References

(1983). "Infertility in coeliac disease." Lancet 1(8322): 453-4.

Arslan, N., I. Esen, et al. (2009). "The changing face of celiac disease: a girl with obesity and celiac disease." J Paediatr Child Health 45(5): 317-8.

Cheng, J., P. S. Brar, et al. (2009). "Body mass index in celiac disease: beneficial effect of a gluten-free diet." J Clin Gastroenterol 44(4): 267-71.

De Vitis, I., S. D'Addesa, et al. (1993). "Celiac sprue and insulin-dependent diabetes mellitus." J Clin Gastroenterol 17(4): 354-5.

Eastell, R. (2003). "Management of osteoporosis due to ovarian failure." Med Pediatr Oncol 41(3): 222-7.

Farthing, M. J., L. H. Rees, et al. (1983). "Male gonadal function in coeliac disease: 2. Sex hormones." Gut 24(2): 127-35.

Gaby, A. (2010) "Celiac Disease: The Great Masquerader." Clinical Research Update Volume,  DOI:

Green, J. R., H. L. Goble, et al. (1977). "Reversible insensitivity to androgens in men with untreated gluten enteropathy." Lancet 1(8006): 280-2.

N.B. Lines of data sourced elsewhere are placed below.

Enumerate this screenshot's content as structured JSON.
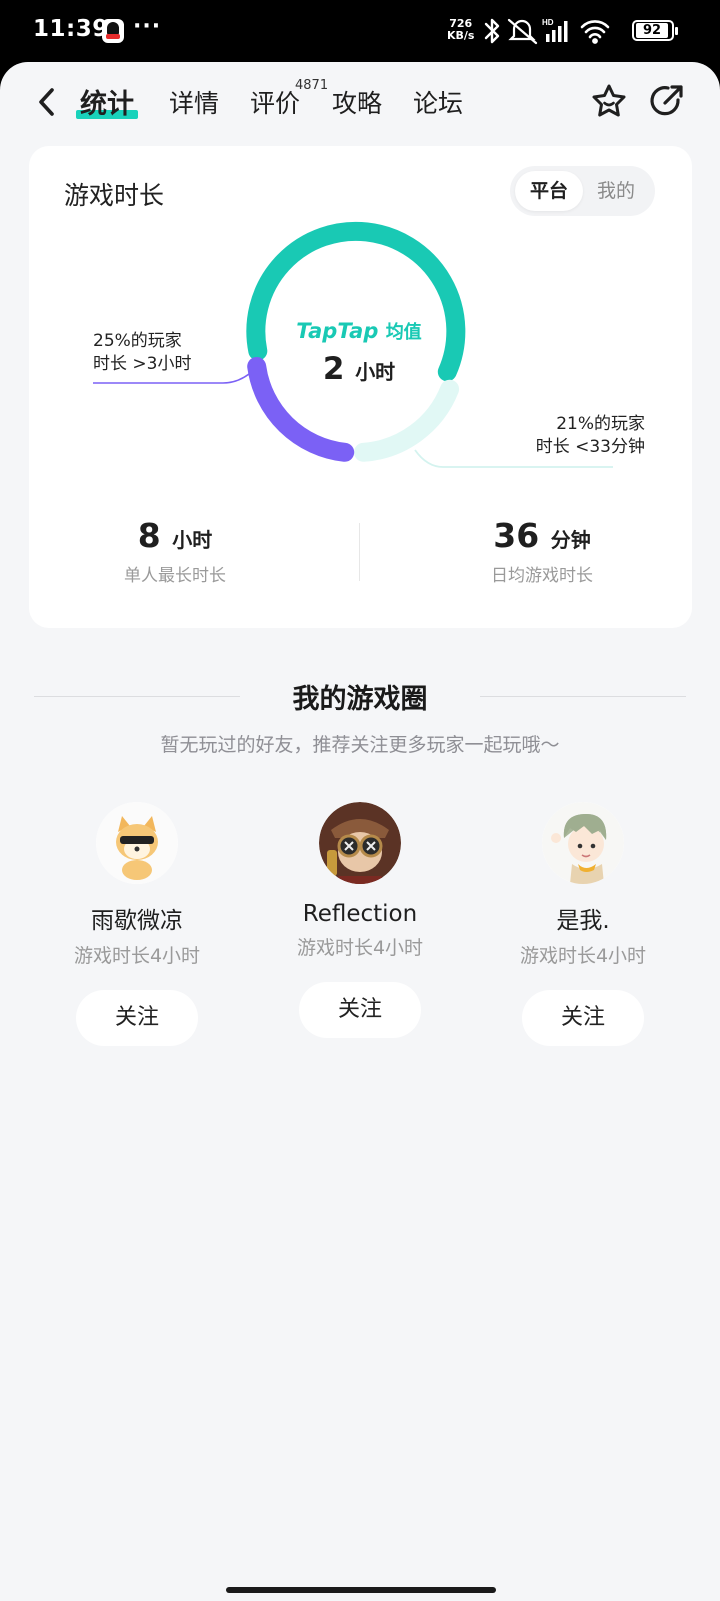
{
  "status_bar": {
    "time": "11:39",
    "dots": "···",
    "net_speed_value": "726",
    "net_speed_unit": "KB/s",
    "battery": "92",
    "icons": [
      "qq-icon",
      "bluetooth-icon",
      "mute-icon",
      "signal-icon",
      "wifi-icon",
      "battery-icon"
    ]
  },
  "nav": {
    "tabs": [
      {
        "label": "统计",
        "active": true
      },
      {
        "label": "详情"
      },
      {
        "label": "评价",
        "badge": "4871"
      },
      {
        "label": "攻略"
      },
      {
        "label": "论坛"
      }
    ]
  },
  "playtime_card": {
    "title": "游戏时长",
    "toggle": {
      "selected": "平台",
      "other": "我的"
    },
    "brand": "TapTap",
    "center_caption": "均值",
    "center_value": "2",
    "center_unit": "小时",
    "left_label_line1": "25%的玩家",
    "left_label_line2": "时长 >3小时",
    "right_label_line1": "21%的玩家",
    "right_label_line2": "时长 <33分钟",
    "stats": [
      {
        "value": "8",
        "unit": "小时",
        "label": "单人最长时长"
      },
      {
        "value": "36",
        "unit": "分钟",
        "label": "日均游戏时长"
      }
    ],
    "colors": {
      "teal": "#19c9b4",
      "purple": "#7b61f5",
      "light_teal": "#e1f8f5"
    }
  },
  "game_circle": {
    "title": "我的游戏圈",
    "subtitle": "暂无玩过的好友，推荐关注更多玩家一起玩哦～",
    "friends": [
      {
        "name": "雨歇微凉",
        "playtime": "游戏时长4小时",
        "follow": "关注"
      },
      {
        "name": "Reflection",
        "playtime": "游戏时长4小时",
        "follow": "关注"
      },
      {
        "name": "是我.",
        "playtime": "游戏时长4小时",
        "follow": "关注"
      }
    ]
  }
}
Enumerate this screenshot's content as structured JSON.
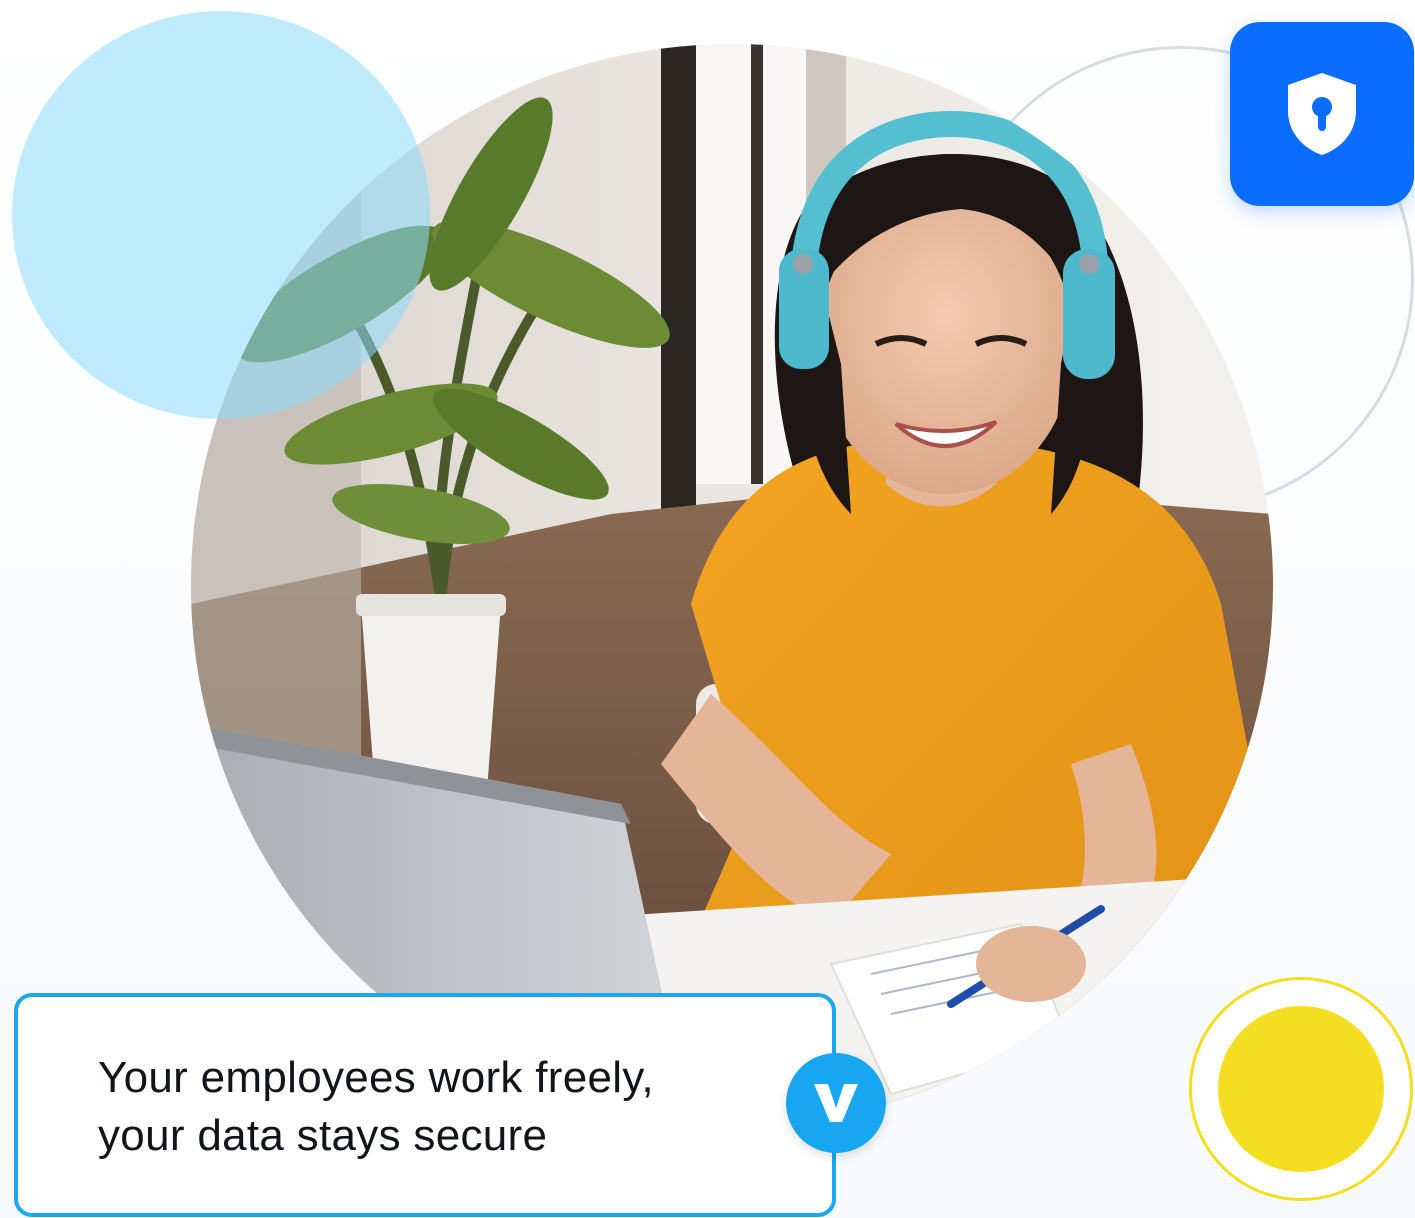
{
  "caption": {
    "line1": "Your employees work freely,",
    "line2": "your data stays secure"
  },
  "badges": {
    "shield": {
      "icon": "shield-keyhole-icon",
      "color": "#0a6dff"
    },
    "brand": {
      "icon": "v-logo-icon",
      "color": "#18a6f0"
    }
  },
  "photo": {
    "subject": "woman-with-headphones-at-laptop"
  },
  "colors": {
    "card_border": "#1aa8f2",
    "accent_yellow": "#f5de22",
    "blob_blue": "#8ddafb"
  }
}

Iafusco, D., F. Rea, et al. (1998). "Hypoglycemia and reduction of the insulin requirement as a sign of celiac disease in children with IDDM." Diabetes Care 21(8): 1379-81.

Molteni, N., M. T. Bardella, et al. (1990). "Obstetric and gynecological problems in women with untreated celiac sprue." J Clin Gastroenterol 12(1): 37-9.

Oso, O. and N. C. Fraser (2006). "A boy with coeliac disease and obesity." Acta Paediatr 95(5): 618-9.

Semeraro, L. A., K. W. Barwick, et al. (1986). "Obesity in celiac sprue." J Clin Gastroenterol 8(2): 177-80.

Smecuol, E., E. Maurino, et al. (1996). "Gynaecological and obstetric disorders in coeliac disease: frequent clinical onset during pregnancy or the puerperium." Eur J Gastroenterol Hepatol 8(1): 63-89.

Toscano, V., F. G. Conti, et al. (2000). "Importance of gluten in the induction of endocrine autoantibodies and organ dysfunction in adolescent celiac patients." Am J Gastroenterol 95(7): 1742-8.

Vitoria, J. C., L. Castano, et al. (1998). "Association of insulin-dependent diabetes mellitus and celiac disease: a study based on serologic markers." J Pediatr Gastroenterol Nutr 27(1): 47-52.